Low thyroid function, or hypothyroidism, can cause a wide array of symptoms. Some of the big ones are low energy, depression, weight gain and hair loss, although these are just a smattering. Addressing hypothyroidism sometimes requires the use of thyroid medication, but there is some great herbal support for hypothyroid too, which could be used alone or in conjunction with medications.
The symptom list of hypothyroidism is long –
- Weight gain despite adhering to a low-calorie diet
- Morning headaches that wear off as the day progresses
- Hypersensitivity to cold weather
- Poor circulation and numbness in hands and feet
- Muscle cramps while at rest
- Increased susceptibility to colds and other viral or bacterial infections and difficulty recovering from them

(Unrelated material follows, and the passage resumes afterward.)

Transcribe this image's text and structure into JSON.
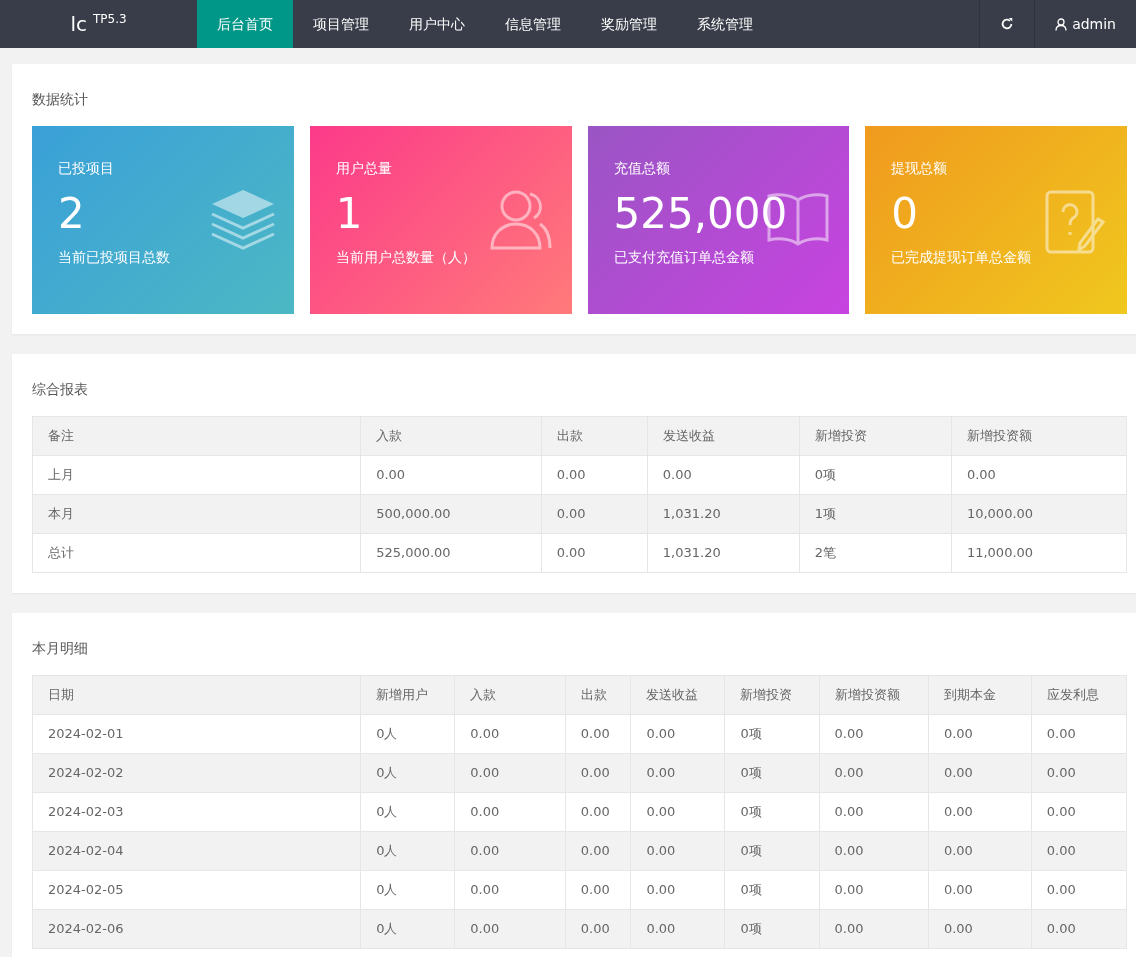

- Slow wound healing
- Excessive amount of sleep required to function
- Chronic digestive symptoms, such as lack of stomach acid
- Itchy, dry brittle skin
- Hair falls out easily
- Low body temperature
- Edema, especially facial swelling
- Loss of outermost portion of eyebrows
It seems that hypothyroidism is getting more and more common these days. I see more auto-immune thyroid issues too, such as Hashimoto’s thyroiditis. I believe a lot of auto-immune thyroid issues are related to gluten intake – research certainly points to a link between gluten and auto-immune thyroid, but the prevalence is not fully known since many cases of gluten intolerance are not diagnosed by traditional methods of testing.
Two of my favorite thyroid support herbs for low thyroid are fucus vesiculosis and coleus forskohlii.
Fucus, also known as Bladderwrack is a form of kelp that has medicinal effects of stimulating thyroid function, partially due to its high content of iodine. It is good for hypothyroid that is caused by iodine deficiency, and is not appropriate for use in hyperthyroidism or Grave’s disease.
Coleus contains forskolin, which supports the activation of cAMP, an important biochemical in metabolic processes. cAMP is involved in feedback process between the thyroid and the brain – cAMP will increase production of Thyrotropin Releasing Hormone (TRH) and Thyroid Stimulating Hormone (TSH), which stimulates more production of thyroid hormones. Coleus is good for cases of hypothyroidism that are not caused by iodine deficiency.
I also use the herbs ashwaghanda and schizandra to support thyroid health. We typically think of those as adrenal adaptogens, and they are. Supporting the adrenals has a trickle-down effect of helping the thyroid due to communication in those two hormone pathways.
Many people with low thyroid function can benefit from herbal support. In some cases, that may be enough to correct thyroid function and effect a noticeable improvement in symptoms. In other cases, medications may still be needed – preferably bio-identical of course! – but herbs can still help correct the imbalances. Those on medications who start taking herbs need to have their TSH, free T3 and free T4 levels checked frequently as taking the herbs might reduce the dose of meds needed.
Next week I’ll post my favorite nutrients for thyroid health, so stay tuned for that!